■ **WORK REQUIRED**
Filter the entries down to the lines containing "million", and copy those lines.

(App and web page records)
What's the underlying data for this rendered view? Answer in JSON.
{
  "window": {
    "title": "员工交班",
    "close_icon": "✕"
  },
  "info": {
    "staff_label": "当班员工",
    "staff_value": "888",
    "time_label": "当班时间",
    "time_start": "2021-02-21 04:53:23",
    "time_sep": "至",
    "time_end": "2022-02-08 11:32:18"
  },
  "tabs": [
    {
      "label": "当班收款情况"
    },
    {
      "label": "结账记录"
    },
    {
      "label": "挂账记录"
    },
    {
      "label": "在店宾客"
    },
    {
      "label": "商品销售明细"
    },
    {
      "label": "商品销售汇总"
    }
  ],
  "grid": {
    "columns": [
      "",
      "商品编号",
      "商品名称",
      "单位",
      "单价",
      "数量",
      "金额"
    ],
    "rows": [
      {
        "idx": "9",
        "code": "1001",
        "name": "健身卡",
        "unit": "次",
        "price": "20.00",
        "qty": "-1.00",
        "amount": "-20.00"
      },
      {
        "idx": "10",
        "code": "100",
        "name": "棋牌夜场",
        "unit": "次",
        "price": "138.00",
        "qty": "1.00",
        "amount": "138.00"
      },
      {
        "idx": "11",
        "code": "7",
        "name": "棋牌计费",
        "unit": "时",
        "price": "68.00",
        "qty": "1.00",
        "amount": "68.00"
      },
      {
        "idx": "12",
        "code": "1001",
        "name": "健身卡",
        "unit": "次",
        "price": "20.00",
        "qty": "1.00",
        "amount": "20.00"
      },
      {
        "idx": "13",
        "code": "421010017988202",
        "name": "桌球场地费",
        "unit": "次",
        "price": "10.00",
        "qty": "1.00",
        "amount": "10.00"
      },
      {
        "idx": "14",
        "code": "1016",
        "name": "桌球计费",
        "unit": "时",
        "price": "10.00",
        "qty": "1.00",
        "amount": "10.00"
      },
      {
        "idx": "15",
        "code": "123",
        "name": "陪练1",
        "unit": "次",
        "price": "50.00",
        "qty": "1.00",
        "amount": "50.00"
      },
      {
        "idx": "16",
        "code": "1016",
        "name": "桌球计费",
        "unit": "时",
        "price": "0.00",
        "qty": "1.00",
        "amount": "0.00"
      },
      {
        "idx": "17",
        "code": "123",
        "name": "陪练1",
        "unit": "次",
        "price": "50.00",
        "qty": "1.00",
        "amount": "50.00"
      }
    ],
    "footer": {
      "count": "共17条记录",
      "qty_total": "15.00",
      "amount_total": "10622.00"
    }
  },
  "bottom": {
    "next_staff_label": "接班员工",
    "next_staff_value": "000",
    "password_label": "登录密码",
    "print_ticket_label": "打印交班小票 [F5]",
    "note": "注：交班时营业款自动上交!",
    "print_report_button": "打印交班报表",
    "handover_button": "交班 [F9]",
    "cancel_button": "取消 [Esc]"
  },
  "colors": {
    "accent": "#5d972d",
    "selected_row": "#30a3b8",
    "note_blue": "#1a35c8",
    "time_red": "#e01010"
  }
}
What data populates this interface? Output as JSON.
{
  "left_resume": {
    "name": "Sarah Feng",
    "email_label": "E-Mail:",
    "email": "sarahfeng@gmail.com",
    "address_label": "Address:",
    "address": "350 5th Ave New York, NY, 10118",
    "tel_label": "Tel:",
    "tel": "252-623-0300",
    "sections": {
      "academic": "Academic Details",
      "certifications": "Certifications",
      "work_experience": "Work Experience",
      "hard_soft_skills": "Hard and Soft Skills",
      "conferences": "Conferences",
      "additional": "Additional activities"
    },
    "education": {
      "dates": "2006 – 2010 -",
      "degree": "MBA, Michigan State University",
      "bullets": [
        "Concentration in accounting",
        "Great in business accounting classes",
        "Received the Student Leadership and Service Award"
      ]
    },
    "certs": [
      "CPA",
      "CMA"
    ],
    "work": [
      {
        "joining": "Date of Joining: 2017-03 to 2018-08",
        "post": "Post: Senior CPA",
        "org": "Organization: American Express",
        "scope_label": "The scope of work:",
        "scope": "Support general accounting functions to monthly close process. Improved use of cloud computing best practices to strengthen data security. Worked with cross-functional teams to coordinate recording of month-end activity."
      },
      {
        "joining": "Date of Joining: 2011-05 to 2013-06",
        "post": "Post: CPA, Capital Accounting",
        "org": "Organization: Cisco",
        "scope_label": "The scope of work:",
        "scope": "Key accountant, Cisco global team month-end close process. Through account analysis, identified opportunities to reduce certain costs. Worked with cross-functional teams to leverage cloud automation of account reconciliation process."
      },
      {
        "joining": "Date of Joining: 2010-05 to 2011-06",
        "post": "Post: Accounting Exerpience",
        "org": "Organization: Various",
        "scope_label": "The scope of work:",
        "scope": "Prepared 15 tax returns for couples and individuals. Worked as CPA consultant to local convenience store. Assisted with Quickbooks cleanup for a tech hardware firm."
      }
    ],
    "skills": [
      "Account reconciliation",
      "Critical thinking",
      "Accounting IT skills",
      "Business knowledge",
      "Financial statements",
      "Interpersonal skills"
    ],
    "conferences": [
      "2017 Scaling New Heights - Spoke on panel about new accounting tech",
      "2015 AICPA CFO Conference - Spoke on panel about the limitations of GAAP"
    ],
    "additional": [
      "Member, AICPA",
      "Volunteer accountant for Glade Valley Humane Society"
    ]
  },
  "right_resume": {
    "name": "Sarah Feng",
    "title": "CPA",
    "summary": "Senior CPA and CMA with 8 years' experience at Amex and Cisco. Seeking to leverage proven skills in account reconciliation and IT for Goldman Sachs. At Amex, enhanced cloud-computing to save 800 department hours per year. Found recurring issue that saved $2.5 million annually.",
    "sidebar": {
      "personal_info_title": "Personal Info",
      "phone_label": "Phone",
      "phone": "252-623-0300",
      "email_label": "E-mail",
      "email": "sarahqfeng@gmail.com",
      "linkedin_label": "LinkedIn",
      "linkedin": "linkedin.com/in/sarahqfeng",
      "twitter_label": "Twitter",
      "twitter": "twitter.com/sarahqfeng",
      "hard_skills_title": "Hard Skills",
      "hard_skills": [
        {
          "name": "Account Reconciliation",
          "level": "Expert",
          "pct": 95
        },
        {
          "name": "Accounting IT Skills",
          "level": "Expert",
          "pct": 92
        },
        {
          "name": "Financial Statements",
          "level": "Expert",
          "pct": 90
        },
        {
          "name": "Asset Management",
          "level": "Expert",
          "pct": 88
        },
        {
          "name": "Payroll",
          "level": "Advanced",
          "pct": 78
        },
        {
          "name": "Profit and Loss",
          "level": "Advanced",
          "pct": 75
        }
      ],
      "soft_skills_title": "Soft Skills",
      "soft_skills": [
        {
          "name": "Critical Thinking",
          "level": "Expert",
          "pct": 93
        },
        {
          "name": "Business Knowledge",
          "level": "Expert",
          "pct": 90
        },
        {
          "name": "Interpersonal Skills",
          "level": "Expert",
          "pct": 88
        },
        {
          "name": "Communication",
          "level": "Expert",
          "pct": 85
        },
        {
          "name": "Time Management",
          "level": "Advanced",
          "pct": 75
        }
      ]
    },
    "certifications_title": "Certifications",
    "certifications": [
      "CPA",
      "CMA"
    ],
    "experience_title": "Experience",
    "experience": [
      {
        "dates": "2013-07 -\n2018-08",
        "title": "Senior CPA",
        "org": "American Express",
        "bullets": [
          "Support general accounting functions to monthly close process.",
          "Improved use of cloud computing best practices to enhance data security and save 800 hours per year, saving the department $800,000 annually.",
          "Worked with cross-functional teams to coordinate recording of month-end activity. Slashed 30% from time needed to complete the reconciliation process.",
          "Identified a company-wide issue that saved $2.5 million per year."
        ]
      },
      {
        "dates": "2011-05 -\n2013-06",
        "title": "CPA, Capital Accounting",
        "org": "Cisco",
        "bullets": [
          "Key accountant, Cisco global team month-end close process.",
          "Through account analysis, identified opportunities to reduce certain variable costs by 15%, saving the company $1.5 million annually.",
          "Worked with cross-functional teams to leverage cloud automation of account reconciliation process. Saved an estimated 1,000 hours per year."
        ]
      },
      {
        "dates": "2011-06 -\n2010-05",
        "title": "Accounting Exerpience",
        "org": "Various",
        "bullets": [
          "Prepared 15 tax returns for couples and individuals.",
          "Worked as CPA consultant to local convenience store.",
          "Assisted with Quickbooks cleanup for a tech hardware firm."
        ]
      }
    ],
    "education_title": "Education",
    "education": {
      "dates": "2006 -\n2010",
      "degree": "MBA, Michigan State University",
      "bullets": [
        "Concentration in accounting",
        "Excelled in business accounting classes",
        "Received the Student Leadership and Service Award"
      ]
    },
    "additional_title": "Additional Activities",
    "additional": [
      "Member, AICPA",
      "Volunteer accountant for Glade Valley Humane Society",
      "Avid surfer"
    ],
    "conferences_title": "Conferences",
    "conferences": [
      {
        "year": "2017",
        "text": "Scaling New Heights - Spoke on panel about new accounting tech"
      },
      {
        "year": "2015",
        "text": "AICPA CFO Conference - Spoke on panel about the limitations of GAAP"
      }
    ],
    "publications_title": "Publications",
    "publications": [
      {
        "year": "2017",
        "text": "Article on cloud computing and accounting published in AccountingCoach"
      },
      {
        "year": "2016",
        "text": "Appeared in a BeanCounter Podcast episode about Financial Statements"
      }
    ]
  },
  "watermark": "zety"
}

■ **RESPONSE TO THIS EXERCISE**
    "summary": "Senior CPA and CMA with 8 years' experience at Amex and Cisco. Seeking to leverage proven skills in account reconciliation and IT for Goldman Sachs. At Amex, enhanced cloud-computing to save 800 department hours per year. Found recurring issue that saved $2.5 million annually.",
          "Identified a company-wide issue that saved $2.5 million per year."
          "Through account analysis, identified opportunities to reduce certain variable costs by 15%, saving the company $1.5 million annually.",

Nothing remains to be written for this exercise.